[8] E.g., Urbaser v. Argentina, ICSID Case No. ARB/07/26, Award, December 8, 2016, para. 864. Retrieved from https://www.italaw.com/sites/default/files/case-documents/italaw8136_1.pdf; Stati v. Kazakhstan, SCC Case No. V 116/2010, Award, December 19, 2013, para. 906. Retrieved from https://www.italaw.com/sites/default/files/case-documents/italaw3083.pdf; Karkey v. Pakistan, ICSID Case No. ARB/13/1, Award, August 22, 2017, para. 208. Retrieved from https://www.italaw.com/sites/default/files/case-documents/italaw9767.pdf; Vivendi v Argentina (II), ICSID Case No. ARB/03/19, Award, April 9, 2015, para. 5.6.3. Retrieved from https://www.italaw.com/sites/default/files/case-documents/italaw4365.pdf; Pac Rim v. El Salvador, ICSID Case No. ARB/09/12, Claimant’s Memorial on the Merits and Quantum, March 29, 2013, para. 381. Retrieved from https://www.italaw.com/sites/default/files/case-documents/italaw1425.pdf; von Pezold v. Zimbabwe, ICSID Case No. ARB/10/15, Award, July 28, 2015, paras. 163, 503. Retrieved from https://www.italaw.com/sites/default/files/case-documents/italaw7095_0.pdf

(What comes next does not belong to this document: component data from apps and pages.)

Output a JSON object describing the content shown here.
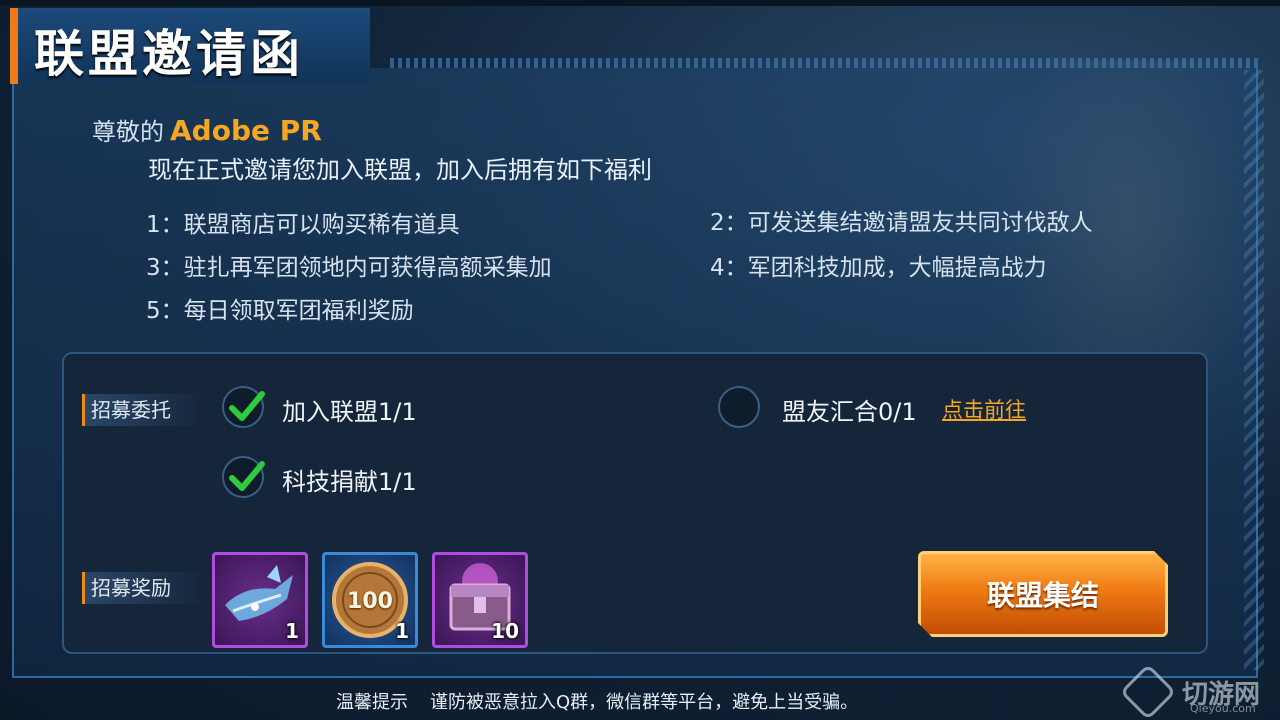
{
  "title": "联盟邀请函",
  "greeting": {
    "label": "尊敬的",
    "name": "Adobe PR"
  },
  "invite_line": "现在正式邀请您加入联盟，加入后拥有如下福利",
  "benefits": [
    "1：联盟商店可以购买稀有道具",
    "2：可发送集结邀请盟友共同讨伐敌人",
    "3：驻扎再军团领地内可获得高额采集加",
    "4：军团科技加成，大幅提高战力",
    "5：每日领取军团福利奖励"
  ],
  "tasks": {
    "section_label": "招募委托",
    "items": [
      {
        "label": "加入联盟1/1",
        "done": true
      },
      {
        "label": "盟友汇合0/1",
        "done": false,
        "link": "点击前往"
      },
      {
        "label": "科技捐献1/1",
        "done": true
      }
    ]
  },
  "rewards": {
    "section_label": "招募奖励",
    "items": [
      {
        "icon": "weapon-part-icon",
        "rarity": "purple",
        "count": "1"
      },
      {
        "icon": "coin-icon",
        "rarity": "blue",
        "coin_value": "100",
        "count": "1"
      },
      {
        "icon": "treasure-chest-icon",
        "rarity": "purple",
        "count": "10"
      }
    ]
  },
  "rally_button": "联盟集结",
  "tip": {
    "label": "温馨提示",
    "text": "谨防被恶意拉入Q群，微信群等平台，避免上当受骗。"
  },
  "watermark": {
    "text": "切游网",
    "sub": "Qieyou.com"
  },
  "colors": {
    "accent": "#f5a623",
    "button": "#f07a12",
    "check": "#2ecc40"
  }
}
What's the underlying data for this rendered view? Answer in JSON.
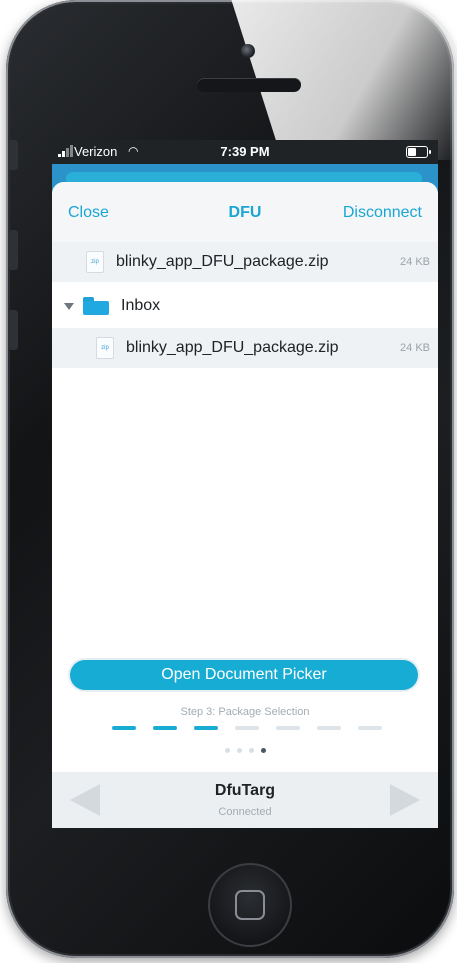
{
  "status_bar": {
    "carrier": "Verizon",
    "time": "7:39 PM"
  },
  "nav": {
    "close": "Close",
    "title": "DFU",
    "disconnect": "Disconnect"
  },
  "files": [
    {
      "name": "blinky_app_DFU_package.zip",
      "size": "24 KB",
      "icon_label": "zip"
    },
    {
      "folder": "Inbox"
    },
    {
      "name": "blinky_app_DFU_package.zip",
      "size": "24 KB",
      "icon_label": "zip"
    }
  ],
  "picker_button": "Open Document Picker",
  "step": {
    "label": "Step 3: Package Selection",
    "current": 3,
    "total": 7
  },
  "page_dots": {
    "current": 4,
    "total": 4
  },
  "device": {
    "name": "DfuTarg",
    "status": "Connected"
  },
  "colors": {
    "accent": "#17acd3",
    "status_bar": "#1f2326"
  }
}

[9] Yukos v. Russia, PCA Case No. AA 227, Final Award, July 18, 2014, para. 132. Retrieved from https://www.italaw.com/sites/default/files/case-documents/italaw3279.pdf

[10] Tecmed v. Mexico, ICSID Case No. ARB(AF)/00/02, Award, May 29, 2003, paras. 42, 127–128. Retrieved from https://www.italaw.com/sites/default/files/case-documents/ita0854.pdf

[11] AES v. Hungary, ICSID Case No. ARB/07/22, Award, September 23, 2010, para. 9.1.7. Retrieved from https://www.italaw.com/sites/default/files/case-documents/ita0014_0.pdf

[12] Schattschneider, E. E. (1960). The semisovereign people: A realist’s view of democracy in America. Boston: Wadsworth, p. 25.

[13] Bilcon v. Canada, PCA Case No. 2009-04, Award on Jurisdiction and Liability, March 17, 2015, paras. 505, 604. Retrieved from https://www.italaw.com/sites/default/files/case-documents/italaw4212.pdf; Cf. Bilcon v. Canada, PCA Case No. 2009-04, Dissenting Opinion of Professor Donald McRae, March 10, 2015, para. 49. Retrieved from https://www.italaw.com/sites/default/files/case-documents/italaw4213.pdf

[14] Bear Creek Mining v. Peru, ICSID Case No. ARB/14/21, Award, November 30, 2017, paras. 401–412. Retrieved from https://www.italaw.com/sites/default/files/case-documents/italaw9381.pdf